• **EXERCISE AIM**:
Beginning with the first line below, output every record verbatim and leave out the images.
DATA RECORDS Block Start
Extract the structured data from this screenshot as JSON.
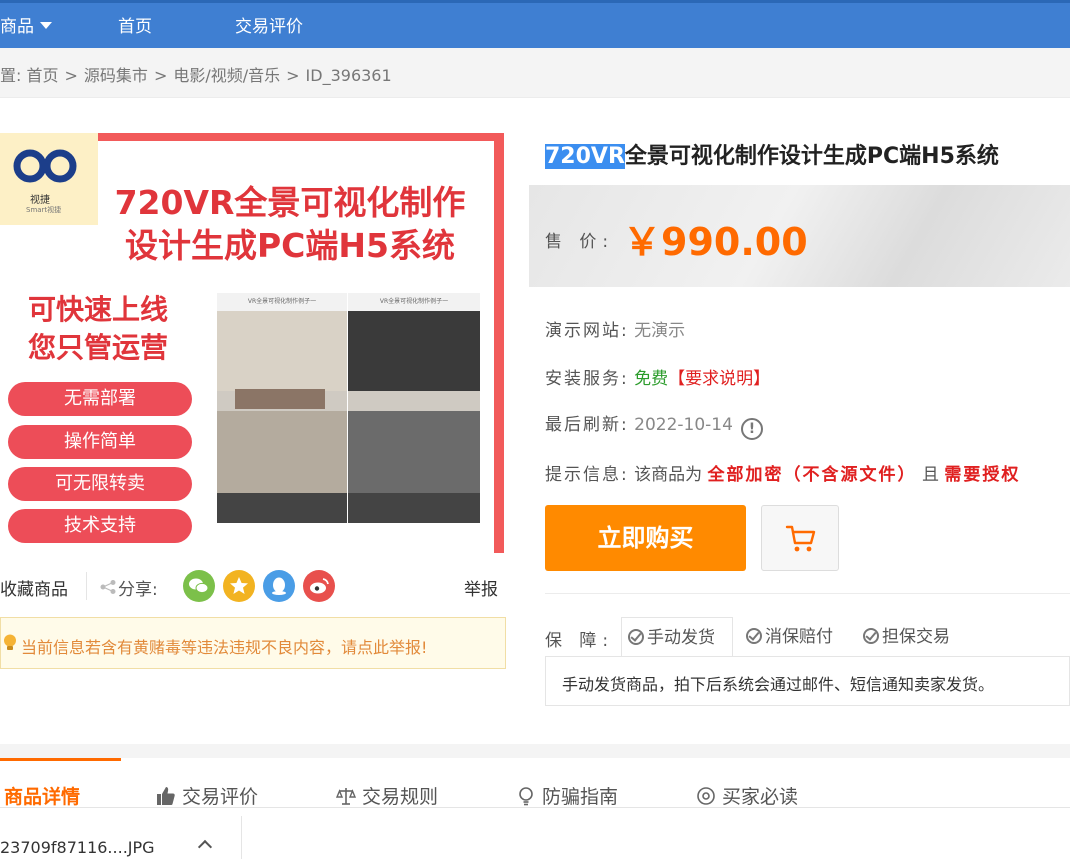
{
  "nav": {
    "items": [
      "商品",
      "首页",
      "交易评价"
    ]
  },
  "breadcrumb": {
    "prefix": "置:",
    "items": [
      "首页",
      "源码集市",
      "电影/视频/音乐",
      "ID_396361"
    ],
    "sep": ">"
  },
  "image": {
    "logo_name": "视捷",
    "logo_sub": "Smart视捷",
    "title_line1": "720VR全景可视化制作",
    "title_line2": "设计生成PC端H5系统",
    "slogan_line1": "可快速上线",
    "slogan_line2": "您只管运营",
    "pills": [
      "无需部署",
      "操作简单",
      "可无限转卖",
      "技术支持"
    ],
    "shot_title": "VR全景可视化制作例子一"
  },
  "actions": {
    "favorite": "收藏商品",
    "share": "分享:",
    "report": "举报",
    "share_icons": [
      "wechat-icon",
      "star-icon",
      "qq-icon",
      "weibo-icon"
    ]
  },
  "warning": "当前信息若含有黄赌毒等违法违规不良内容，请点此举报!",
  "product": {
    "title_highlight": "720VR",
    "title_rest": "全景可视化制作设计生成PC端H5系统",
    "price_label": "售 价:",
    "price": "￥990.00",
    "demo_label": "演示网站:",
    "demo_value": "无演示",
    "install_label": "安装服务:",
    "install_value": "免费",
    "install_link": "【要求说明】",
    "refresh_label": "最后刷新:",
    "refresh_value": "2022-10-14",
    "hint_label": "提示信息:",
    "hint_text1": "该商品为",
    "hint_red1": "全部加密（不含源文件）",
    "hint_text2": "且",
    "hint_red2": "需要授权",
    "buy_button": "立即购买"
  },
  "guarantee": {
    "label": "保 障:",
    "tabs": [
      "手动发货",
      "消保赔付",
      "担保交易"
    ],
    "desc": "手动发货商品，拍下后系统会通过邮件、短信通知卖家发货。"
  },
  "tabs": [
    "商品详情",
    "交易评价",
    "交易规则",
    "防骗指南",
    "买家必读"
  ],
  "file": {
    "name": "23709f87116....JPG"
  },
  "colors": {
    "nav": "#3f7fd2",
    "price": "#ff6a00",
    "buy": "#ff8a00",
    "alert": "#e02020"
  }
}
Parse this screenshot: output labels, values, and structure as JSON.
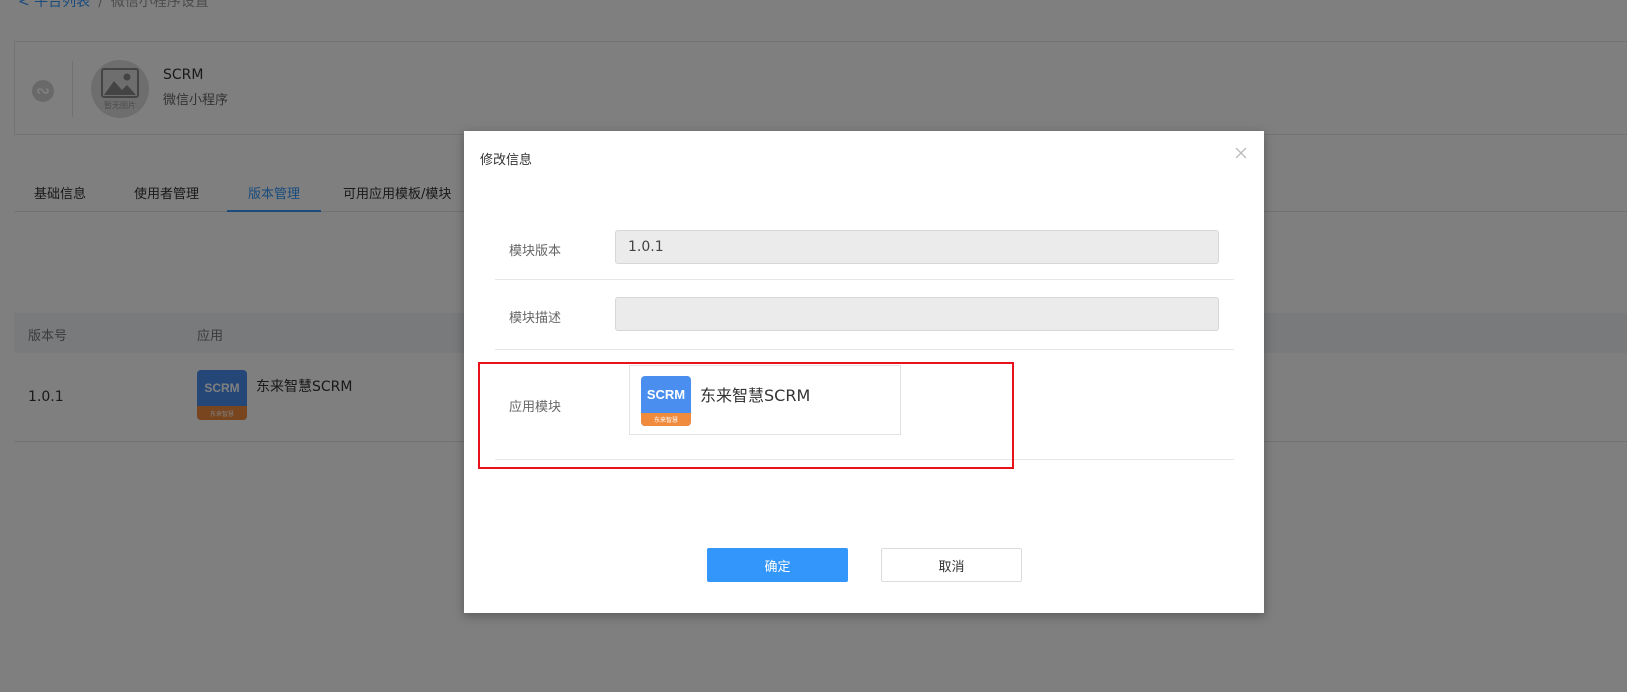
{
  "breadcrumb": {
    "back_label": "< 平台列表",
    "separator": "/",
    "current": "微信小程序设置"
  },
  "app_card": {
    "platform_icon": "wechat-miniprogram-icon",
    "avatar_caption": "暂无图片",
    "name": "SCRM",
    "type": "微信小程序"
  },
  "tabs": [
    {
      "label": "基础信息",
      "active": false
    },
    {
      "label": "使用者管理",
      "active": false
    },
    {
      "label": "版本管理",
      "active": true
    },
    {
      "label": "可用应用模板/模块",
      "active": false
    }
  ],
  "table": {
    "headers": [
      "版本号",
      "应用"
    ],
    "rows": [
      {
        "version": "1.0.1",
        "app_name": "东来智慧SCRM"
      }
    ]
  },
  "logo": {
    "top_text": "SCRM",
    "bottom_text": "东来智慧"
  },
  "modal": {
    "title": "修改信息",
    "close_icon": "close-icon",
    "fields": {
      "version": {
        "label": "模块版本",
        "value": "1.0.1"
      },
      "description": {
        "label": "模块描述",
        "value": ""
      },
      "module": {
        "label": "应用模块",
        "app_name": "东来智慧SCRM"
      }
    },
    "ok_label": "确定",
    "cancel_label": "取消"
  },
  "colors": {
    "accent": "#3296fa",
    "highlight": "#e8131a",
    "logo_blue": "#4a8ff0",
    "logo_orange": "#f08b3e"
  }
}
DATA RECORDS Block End
• **OUTPUT FOR THIS EXERCISE**:
Extract the structured data from this screenshot as JSON.
{
  "nav": {
    "items": [
      "商品",
      "首页",
      "交易评价"
    ]
  },
  "breadcrumb": {
    "prefix": "置:",
    "items": [
      "首页",
      "源码集市",
      "电影/视频/音乐",
      "ID_396361"
    ],
    "sep": ">"
  },
  "image": {
    "logo_name": "视捷",
    "logo_sub": "Smart视捷",
    "title_line1": "720VR全景可视化制作",
    "title_line2": "设计生成PC端H5系统",
    "slogan_line1": "可快速上线",
    "slogan_line2": "您只管运营",
    "pills": [
      "无需部署",
      "操作简单",
      "可无限转卖",
      "技术支持"
    ],
    "shot_title": "VR全景可视化制作例子一"
  },
  "actions": {
    "favorite": "收藏商品",
    "share": "分享:",
    "report": "举报",
    "share_icons": [
      "wechat-icon",
      "star-icon",
      "qq-icon",
      "weibo-icon"
    ]
  },
  "warning": "当前信息若含有黄赌毒等违法违规不良内容，请点此举报!",
  "product": {
    "title_highlight": "720VR",
    "title_rest": "全景可视化制作设计生成PC端H5系统",
    "price_label": "售 价:",
    "price": "￥990.00",
    "demo_label": "演示网站:",
    "demo_value": "无演示",
    "install_label": "安装服务:",
    "install_value": "免费",
    "install_link": "【要求说明】",
    "refresh_label": "最后刷新:",
    "refresh_value": "2022-10-14",
    "hint_label": "提示信息:",
    "hint_text1": "该商品为",
    "hint_red1": "全部加密（不含源文件）",
    "hint_text2": "且",
    "hint_red2": "需要授权",
    "buy_button": "立即购买"
  },
  "guarantee": {
    "label": "保 障:",
    "tabs": [
      "手动发货",
      "消保赔付",
      "担保交易"
    ],
    "desc": "手动发货商品，拍下后系统会通过邮件、短信通知卖家发货。"
  },
  "tabs": [
    "商品详情",
    "交易评价",
    "交易规则",
    "防骗指南",
    "买家必读"
  ],
  "file": {
    "name": "23709f87116....JPG"
  },
  "colors": {
    "nav": "#3f7fd2",
    "price": "#ff6a00",
    "buy": "#ff8a00",
    "alert": "#e02020"
  }
}
Parse this screenshot: output labels, values, and structure as JSON.
{
  "breadcrumb": {
    "back_label": "< 平台列表",
    "separator": "/",
    "current": "微信小程序设置"
  },
  "app_card": {
    "platform_icon": "wechat-miniprogram-icon",
    "avatar_caption": "暂无图片",
    "name": "SCRM",
    "type": "微信小程序"
  },
  "tabs": [
    {
      "label": "基础信息",
      "active": false
    },
    {
      "label": "使用者管理",
      "active": false
    },
    {
      "label": "版本管理",
      "active": true
    },
    {
      "label": "可用应用模板/模块",
      "active": false
    }
  ],
  "table": {
    "headers": [
      "版本号",
      "应用"
    ],
    "rows": [
      {
        "version": "1.0.1",
        "app_name": "东来智慧SCRM"
      }
    ]
  },
  "logo": {
    "top_text": "SCRM",
    "bottom_text": "东来智慧"
  },
  "modal": {
    "title": "修改信息",
    "close_icon": "close-icon",
    "fields": {
      "version": {
        "label": "模块版本",
        "value": "1.0.1"
      },
      "description": {
        "label": "模块描述",
        "value": ""
      },
      "module": {
        "label": "应用模块",
        "app_name": "东来智慧SCRM"
      }
    },
    "ok_label": "确定",
    "cancel_label": "取消"
  },
  "colors": {
    "accent": "#3296fa",
    "highlight": "#e8131a",
    "logo_blue": "#4a8ff0",
    "logo_orange": "#f08b3e"
  }
}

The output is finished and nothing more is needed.